“Between mountain and desert the emigrants found the Big Sandy, lovely dependable stream that it was, and went hunting for rabbits and sage hen and big plump gooseberries for pies. The ford was at modern Farson just above the junction of the Little Sandy. . . .
The Big Sandy was, of itself, clear and wholesome, but during rush years was fouled by the rotting flesh of animals that died trying to fill their baggy hides with green willow from the banks. . . .
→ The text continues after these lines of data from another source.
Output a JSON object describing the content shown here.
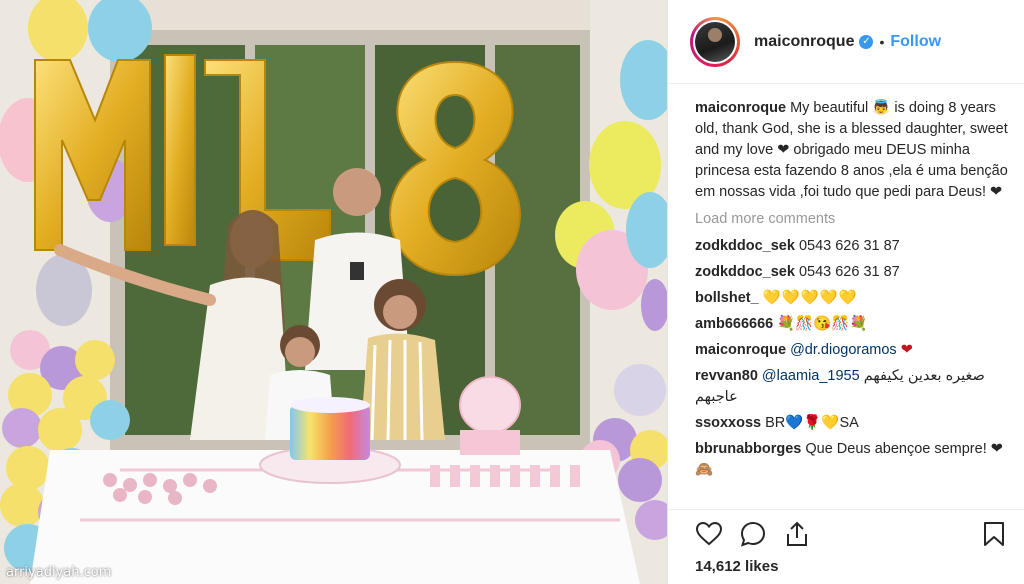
{
  "post": {
    "username": "maiconroque",
    "verified_icon": "verified-badge-icon",
    "follow_label": "Follow",
    "dot": "•",
    "watermark": "arriyadiyah.com"
  },
  "caption": {
    "user": "maiconroque",
    "text": "My beautiful 👼 is doing 8 years old, thank God, she is a blessed daughter, sweet and my love ❤ obrigado meu DEUS minha princesa esta fazendo 8 anos ,ela é uma benção em nossas vida ,foi tudo que pedi para Deus! ❤"
  },
  "load_more": "Load more comments",
  "comments": [
    {
      "user": "zodkddoc_sek",
      "text": "0543 626 31 87"
    },
    {
      "user": "zodkddoc_sek",
      "text": "0543 626 31 87"
    },
    {
      "user": "bollshet_",
      "text": "💛💛💛💛💛"
    },
    {
      "user": "amb666666",
      "text": "💐🎊😘🎊💐"
    },
    {
      "user": "maiconroque",
      "mention": "@dr.diogoramos",
      "text": "❤"
    },
    {
      "user": "revvan80",
      "mention": "@laamia_1955",
      "text": "صغيره بعدين يكيفهم عاجبهم"
    },
    {
      "user": "ssoxxoss",
      "text": "BR💙🌹💛SA"
    },
    {
      "user": "bbrunabborges",
      "text": "Que Deus abençoe sempre! ❤🙈"
    }
  ],
  "actions": {
    "like_icon": "heart-icon",
    "comment_icon": "comment-icon",
    "share_icon": "share-icon",
    "save_icon": "bookmark-icon"
  },
  "likes": "14,612 likes",
  "colors": {
    "link_blue": "#3897f0",
    "mention_blue": "#003569",
    "heart_red": "#c0161f",
    "balloon_gold": "#e7b42a"
  }
}
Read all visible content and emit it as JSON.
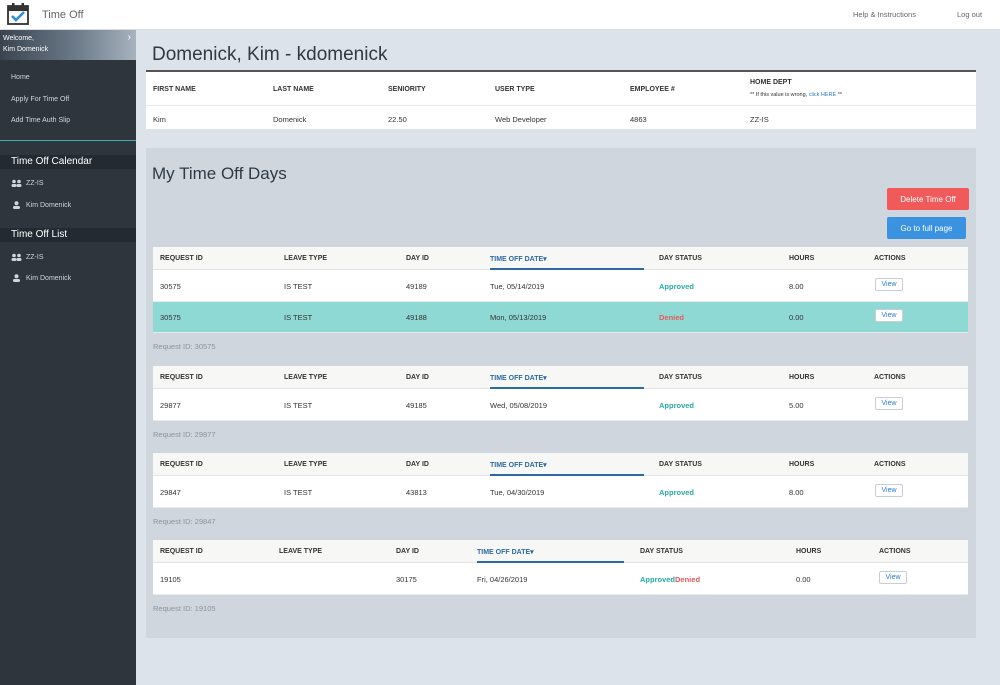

Just where the Fort Bridger road swung over to touch the Big Sandy for the second time, the emigrants of the fifties found a fork in the trail. By turning right they might travel Kinney’s Cutoff, favored above the Sublette Cutoff because of its commendable manner of arriving at water every fifteen or twenty miles. At the fork was a trading post of logs elegantly roofed with poles and brush, and from there to the Green River was sixteen miles of dry and lusterless desert growth.”